The terms poll monitors, poll watchers and citizen observers are interchangeable, and they can be partisan or nonpartisan. Nonpartisan poll watchers are trained to monitor polling places and local elections offices that tally the votes, looking for irregularities or ways to improve the system. Partisan poll watchers are those who favor particular parties, candidates or ballot propositions and monitor voting places and local election offices to ensure fairness to their candidates or causes. Since the 2020 election, a handful of states passed laws limiting the restrictions that local election officials can place on poll watchers, giving them greater access to ballot counting and processing.
Distinct from poll monitors or observers, poll workers are the people — many times volunteers — manning voting locations on Election Day.
Called “challenge” or “affidavit” ballots in some states, provisional ballots are required by the federal Help America Vote Act of 2002 to ensure that voters’ choices aren’t discounted due to administrative error. Voters are given a provisional ballot when there is some uncertainty about their eligibility, like a name not appearing on voter rolls. In most places, provisional ballots are kept separate from other ballots until after the election, when an election board decides if the voter was indeed eligible, and therefore whether the vote should be counted.
AP calls winners of elections in the United States based on an analysis of the vote count, polling research and other data. An AP race call is not a projection; AP only makes race calls when it is determined that a trailing candidate has no path to overtake a leading candidate.
RANKED CHOICE VOTING
In this electoral system, voters rank their choice of candidate by ordered preference, with those rankings used to determine a winner in the event no candidate wins a majority of ballots on which they appear as voters’ first preference. If a candidate wins over 50% in the first round, it’s over. If not, round two starts with the candidate who got the fewest votes in the first round being eliminated. If the eliminated candidate was your vote then your next choice gets your vote in this round.
Only a handful of states use ranked-choice voting now, but its use is being debated in other places.
SPOILT BALLOT/BALLOT SPOILING
A ballot is considered spoiled when officials have deemed it invalid, for reasons deliberate or not, and therefore not to be included in vote totals. In some places, like Wisconsin, the rarely used practice of ballot spoiling has been challenged in court, in circumstances when a voter submits an absentee ballot, then voids the original ballot and votes again.
A requirement that a proposal or candidate gain a level of support that exceeds the threshold of a standard 50% plus 1 majority.
TOO EARLY TO CALL
Races in which the vote count is active and ongoing and a winner is not yet clear are “too early to call.” That includes races in which the vote count may take several days.
TOO CLOSE TO CALL

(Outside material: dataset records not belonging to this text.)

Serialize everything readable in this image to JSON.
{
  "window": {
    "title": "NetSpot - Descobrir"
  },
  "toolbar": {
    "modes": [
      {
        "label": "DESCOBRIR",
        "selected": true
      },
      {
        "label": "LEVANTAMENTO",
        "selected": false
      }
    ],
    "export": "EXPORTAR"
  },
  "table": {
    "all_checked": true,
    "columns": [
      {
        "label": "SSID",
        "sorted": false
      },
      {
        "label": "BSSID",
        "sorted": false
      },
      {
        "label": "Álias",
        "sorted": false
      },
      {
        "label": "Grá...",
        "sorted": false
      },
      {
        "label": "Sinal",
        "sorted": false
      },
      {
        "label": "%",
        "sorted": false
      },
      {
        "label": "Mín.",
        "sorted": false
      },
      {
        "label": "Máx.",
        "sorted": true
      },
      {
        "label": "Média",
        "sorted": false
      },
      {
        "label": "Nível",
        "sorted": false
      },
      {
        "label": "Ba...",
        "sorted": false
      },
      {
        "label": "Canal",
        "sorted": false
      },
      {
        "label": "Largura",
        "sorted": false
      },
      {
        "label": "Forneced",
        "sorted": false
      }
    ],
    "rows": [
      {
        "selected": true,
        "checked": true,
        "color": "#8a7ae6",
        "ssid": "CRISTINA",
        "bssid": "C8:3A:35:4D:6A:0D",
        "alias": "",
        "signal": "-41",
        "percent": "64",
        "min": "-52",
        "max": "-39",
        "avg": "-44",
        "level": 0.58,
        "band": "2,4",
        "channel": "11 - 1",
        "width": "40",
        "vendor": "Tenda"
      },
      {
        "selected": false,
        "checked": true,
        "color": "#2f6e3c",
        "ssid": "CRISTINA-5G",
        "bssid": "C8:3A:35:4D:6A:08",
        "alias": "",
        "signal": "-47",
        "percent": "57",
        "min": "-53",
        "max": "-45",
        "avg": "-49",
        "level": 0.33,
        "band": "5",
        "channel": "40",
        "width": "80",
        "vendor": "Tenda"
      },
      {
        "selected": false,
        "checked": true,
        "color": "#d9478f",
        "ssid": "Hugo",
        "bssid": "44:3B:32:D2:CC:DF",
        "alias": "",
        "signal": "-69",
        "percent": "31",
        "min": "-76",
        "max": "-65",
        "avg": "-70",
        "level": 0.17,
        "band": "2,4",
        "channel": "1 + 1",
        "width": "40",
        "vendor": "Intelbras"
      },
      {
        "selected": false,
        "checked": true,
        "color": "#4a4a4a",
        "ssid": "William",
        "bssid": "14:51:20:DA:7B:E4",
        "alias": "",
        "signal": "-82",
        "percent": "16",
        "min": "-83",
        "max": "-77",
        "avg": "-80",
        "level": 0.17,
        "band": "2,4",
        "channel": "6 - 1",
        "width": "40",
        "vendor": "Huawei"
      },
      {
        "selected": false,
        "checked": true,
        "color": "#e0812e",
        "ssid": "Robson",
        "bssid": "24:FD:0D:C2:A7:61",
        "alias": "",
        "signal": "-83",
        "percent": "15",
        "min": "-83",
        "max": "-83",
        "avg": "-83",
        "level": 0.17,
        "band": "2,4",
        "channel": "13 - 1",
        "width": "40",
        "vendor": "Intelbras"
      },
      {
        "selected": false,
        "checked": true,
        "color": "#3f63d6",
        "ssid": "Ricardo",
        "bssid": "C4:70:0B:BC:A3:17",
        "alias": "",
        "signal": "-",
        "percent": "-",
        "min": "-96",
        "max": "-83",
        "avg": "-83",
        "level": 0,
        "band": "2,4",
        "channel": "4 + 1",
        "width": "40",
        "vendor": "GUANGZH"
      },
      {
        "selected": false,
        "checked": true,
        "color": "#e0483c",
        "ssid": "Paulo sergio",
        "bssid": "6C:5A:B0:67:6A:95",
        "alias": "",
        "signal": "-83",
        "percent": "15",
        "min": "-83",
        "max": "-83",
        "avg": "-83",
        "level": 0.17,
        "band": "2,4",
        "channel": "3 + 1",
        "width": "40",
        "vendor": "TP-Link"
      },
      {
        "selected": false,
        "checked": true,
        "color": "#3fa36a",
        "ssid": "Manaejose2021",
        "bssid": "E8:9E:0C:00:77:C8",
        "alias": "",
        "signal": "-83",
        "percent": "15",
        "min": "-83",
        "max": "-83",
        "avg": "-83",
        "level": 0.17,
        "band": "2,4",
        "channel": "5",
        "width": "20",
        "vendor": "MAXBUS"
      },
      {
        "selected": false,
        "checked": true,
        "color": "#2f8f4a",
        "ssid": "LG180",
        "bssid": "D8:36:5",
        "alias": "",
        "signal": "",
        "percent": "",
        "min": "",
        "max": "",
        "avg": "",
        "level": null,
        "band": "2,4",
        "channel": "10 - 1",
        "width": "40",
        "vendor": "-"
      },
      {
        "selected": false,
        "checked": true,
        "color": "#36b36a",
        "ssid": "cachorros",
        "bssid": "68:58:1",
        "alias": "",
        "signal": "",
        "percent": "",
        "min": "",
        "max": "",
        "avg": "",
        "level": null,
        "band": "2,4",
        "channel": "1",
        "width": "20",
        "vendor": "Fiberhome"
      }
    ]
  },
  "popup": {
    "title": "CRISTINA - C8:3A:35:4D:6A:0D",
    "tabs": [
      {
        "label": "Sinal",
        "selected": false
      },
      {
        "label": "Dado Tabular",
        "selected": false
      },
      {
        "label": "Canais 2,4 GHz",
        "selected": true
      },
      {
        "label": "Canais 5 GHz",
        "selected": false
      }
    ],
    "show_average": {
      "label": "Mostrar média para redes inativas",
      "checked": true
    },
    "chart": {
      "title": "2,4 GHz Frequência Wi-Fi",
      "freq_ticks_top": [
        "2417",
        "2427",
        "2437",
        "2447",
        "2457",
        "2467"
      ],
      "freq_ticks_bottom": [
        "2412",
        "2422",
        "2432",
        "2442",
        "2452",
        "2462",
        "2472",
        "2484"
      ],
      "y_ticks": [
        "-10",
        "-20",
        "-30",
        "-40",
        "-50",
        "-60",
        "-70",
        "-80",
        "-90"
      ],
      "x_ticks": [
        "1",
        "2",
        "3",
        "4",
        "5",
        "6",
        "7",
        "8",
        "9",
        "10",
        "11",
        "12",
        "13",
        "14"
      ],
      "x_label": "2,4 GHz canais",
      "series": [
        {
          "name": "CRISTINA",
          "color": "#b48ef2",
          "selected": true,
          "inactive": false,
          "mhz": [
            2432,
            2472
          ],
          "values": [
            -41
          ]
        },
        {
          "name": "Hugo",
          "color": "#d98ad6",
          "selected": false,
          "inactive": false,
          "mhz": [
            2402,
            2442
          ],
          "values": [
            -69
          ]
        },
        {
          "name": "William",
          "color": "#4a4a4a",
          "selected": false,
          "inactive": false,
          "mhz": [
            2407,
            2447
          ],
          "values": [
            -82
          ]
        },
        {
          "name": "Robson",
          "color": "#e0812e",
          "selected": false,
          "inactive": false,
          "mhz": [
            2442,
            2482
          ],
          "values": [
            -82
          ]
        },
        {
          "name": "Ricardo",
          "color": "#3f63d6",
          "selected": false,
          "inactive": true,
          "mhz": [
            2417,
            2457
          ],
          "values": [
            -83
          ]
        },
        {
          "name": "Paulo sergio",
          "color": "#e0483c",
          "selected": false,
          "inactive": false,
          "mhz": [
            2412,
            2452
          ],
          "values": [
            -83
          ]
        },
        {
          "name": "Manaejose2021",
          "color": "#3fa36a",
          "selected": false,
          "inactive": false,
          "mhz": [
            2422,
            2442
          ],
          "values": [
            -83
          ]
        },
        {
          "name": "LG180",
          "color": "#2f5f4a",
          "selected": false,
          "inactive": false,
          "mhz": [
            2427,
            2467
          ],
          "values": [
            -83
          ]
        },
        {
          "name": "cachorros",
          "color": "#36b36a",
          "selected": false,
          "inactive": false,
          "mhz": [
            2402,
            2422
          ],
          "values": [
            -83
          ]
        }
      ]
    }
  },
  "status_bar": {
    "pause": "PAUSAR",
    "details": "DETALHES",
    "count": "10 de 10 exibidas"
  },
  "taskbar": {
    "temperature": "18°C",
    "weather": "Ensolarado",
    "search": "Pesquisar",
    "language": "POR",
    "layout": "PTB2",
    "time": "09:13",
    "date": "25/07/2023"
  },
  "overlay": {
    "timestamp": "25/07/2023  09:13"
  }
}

Races in which the vote count has reached its primary conclusion – all outstanding ballots save provisional and late-arriving absentee ballots have been counted – without a clear winner are “too close to call.” AP formally declares a race “too close to call” via our election reporting system and in our news report.